Having reviewed the history of the destruction of ICEL Paul Collins goes on to look at the new wordings and expression in the proposed revised texts. I see the following as significant:
As with many things from Rome to-day we are going back to the past.
Life experience teaches us that major problems are rarely if ever solved by going back to the past. Nostalgic yearning for "The Good Old Days" is just an illusion. Life goes on! and it saddens me to see Vatican support for antediluvian English, Latin Masses, communion on the tongue, priests turning their backs to the people, Gregorian Chant and, of course, the Yahweh nonsense. Next, how about the return of the Altar Rails with kneeling down for Communion. This would help to emphasise the distinction between priests and people as personally promoted by B16 in the "Year of Priests". I make no apology if I appear cynical as I have a genuine fear that if the present "reforms" go through some in the Vatican will see the green light for more insensitive changes. Sadly the obsession with trivia obscures the need for attention to be directed at finding solutions to the real problems in our Church.

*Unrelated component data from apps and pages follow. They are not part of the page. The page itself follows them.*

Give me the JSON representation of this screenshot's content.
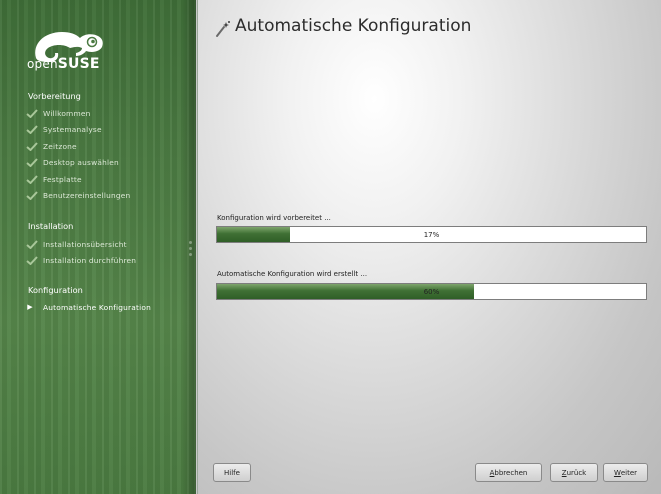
{
  "logo": {
    "text_prefix": "open",
    "text_brand": "SUSE"
  },
  "sidebar": {
    "sections": [
      {
        "title": "Vorbereitung",
        "steps": [
          "Willkommen",
          "Systemanalyse",
          "Zeitzone",
          "Desktop auswählen",
          "Festplatte",
          "Benutzereinstellungen"
        ]
      },
      {
        "title": "Installation",
        "steps": [
          "Installationsübersicht",
          "Installation durchführen"
        ]
      },
      {
        "title": "Konfiguration",
        "steps": [
          "Automatische Konfiguration"
        ]
      }
    ],
    "icons": {
      "done": "check-icon",
      "current": "arrow-right-icon"
    }
  },
  "main": {
    "title": "Automatische Konfiguration",
    "title_icon": "magic-wand-icon",
    "progress": [
      {
        "label": "Konfiguration wird vorbereitet ...",
        "percent": 17,
        "percent_text": "17%"
      },
      {
        "label": "Automatische Konfiguration wird erstellt ...",
        "percent": 60,
        "percent_text": "60%"
      }
    ]
  },
  "buttons": {
    "help": "Hilfe",
    "abort_mnemonic": "A",
    "abort_rest": "bbrechen",
    "back_mnemonic": "Z",
    "back_rest": "urück",
    "next_mnemonic": "W",
    "next_rest": "eiter"
  },
  "colors": {
    "sidebar": "#4b7a42",
    "progress_fill": "#3f7034",
    "accent": "#6da741"
  }
}
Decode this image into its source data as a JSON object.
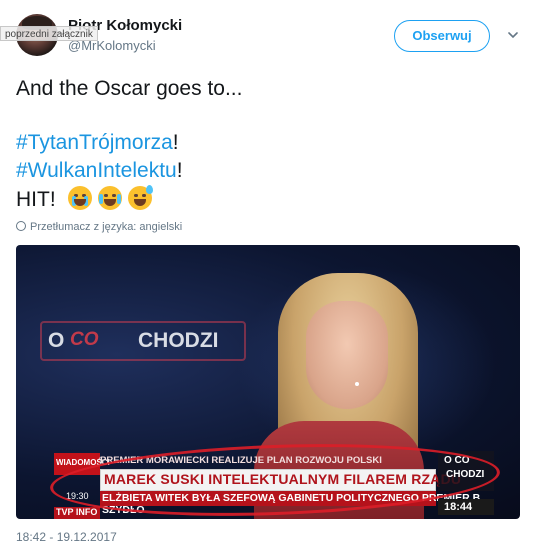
{
  "header": {
    "name": "Piotr Kołomycki",
    "handle": "@MrKolomycki",
    "prev_attachment": "poprzedni załącznik",
    "follow_label": "Obserwuj"
  },
  "tweet": {
    "line1": "And the Oscar goes to...",
    "hashtag1": "#TytanTrójmorza",
    "hashtag1_suffix": "!",
    "hashtag2": "#WulkanIntelektu",
    "hashtag2_suffix": "!",
    "line4": "HIT!",
    "emojis": [
      "loudly-crying-face",
      "face-with-tears-of-joy",
      "grinning-face-with-sweat"
    ],
    "translate": "Przetłumacz z języka: angielski"
  },
  "media": {
    "logo_o": "O",
    "logo_co": "CO",
    "logo_chodzi": "CHODZI",
    "channel_small": "WIADOMOŚCI",
    "top_ticker": "PREMIER MORAWIECKI REALIZUJE PLAN ROZWOJU POLSKI",
    "headline": "MAREK SUSKI INTELEKTUALNYM FILAREM RZĄDU",
    "subline": "ELŻBIETA WITEK BYŁA SZEFOWĄ GABINETU POLITYCZNEGO PREMIER B. SZYDŁO",
    "left_time": "19:30",
    "right_co": "O CO",
    "right_chodzi": "CHODZI",
    "clock": "18:44",
    "tvp": "TVP INFO"
  },
  "footer": {
    "timestamp": "18:42 - 19.12.2017"
  },
  "colors": {
    "link": "#1b95e0",
    "follow": "#1da1f2",
    "muted": "#657786"
  }
}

So where do we go from here? For a start I'd like to address a few questions to our Australian Catholic Bishops Conference...
To what extent were proposed new texts referred by the new ICEL?
I suspect that under instructions from Rome all decisions were already made with little or no consultation even with our bishops. Here again I am open to be proved wrong.
Here I have to share the concerns expressed by Paul Collins. I can see the Tower of Babel revisited as those still in the pews struggle with new wordings in the Creed and Gloria as well as other responses. Is it worth all the expense, hassle and confusion it will cause? Will Rome provide subsidies for poorer parishes to cover the costs of new Lectionaries, Missals, Hymnals and instruction books for the congregations? I repeat is it all worth it? I suspect not.
One of the "Buzz" expressions now popular in Rome is "Reform of the Reform". Sounds positive but what does it mean? Its a euphemism for undoing aspects of Vatican II's work. Close to a lie, does Rome lie? and is it still a sin to tell a lie? Me being flippant. Back to the serious.
As I prepared this an article in The Tablet (3 Oct) caught my eye: CHANGING RITE, UNCHANGING TRUTH by John F. Baldovin. A Professor in Theology and Liturgy at Boston College Massachusetts USA John Baldovin deals in a scholarly way with the development of liturgy over the centuries. He makes the point that liturgy has always been subject to change. The Latin liturgy was introduced in the 4th century and variations documented by him continued over the centuries. Here we focus on Pius the 5th and the Council of Trent in 1570 with the Tridentine Mass. It's a long way to go back for inspiration for a translation appropriate to the 21st Century and it's here that "reformers of the reform" seek a return to a basis for modern (?) translation. Coupled with this is — nudge nudge, wink wink — support by Rome for greater use of the Latin Mass.
Finally another gem from John Baldovin. In 1786 the Synod of Pistoia (Tuscany) sought to simplify and reform the liturgy. It recommended that Sundays be given greater prominence, that novenas, octaves, tridua and public processions be banned. The people were to be instructed and encouraged to have a closer involvement with the priest at Mass, Communion should be available to all and . . . wait for it . . . the vernacular was recommended! However eight years later Pius 6th condemned the Synod, so what's new?
Repeating, John Baldovin's article in The Tablet is well worth reading as is Paul Collins' And Also with You on the Net.
George Ripon October 2009
What are your thoughts on this commentary?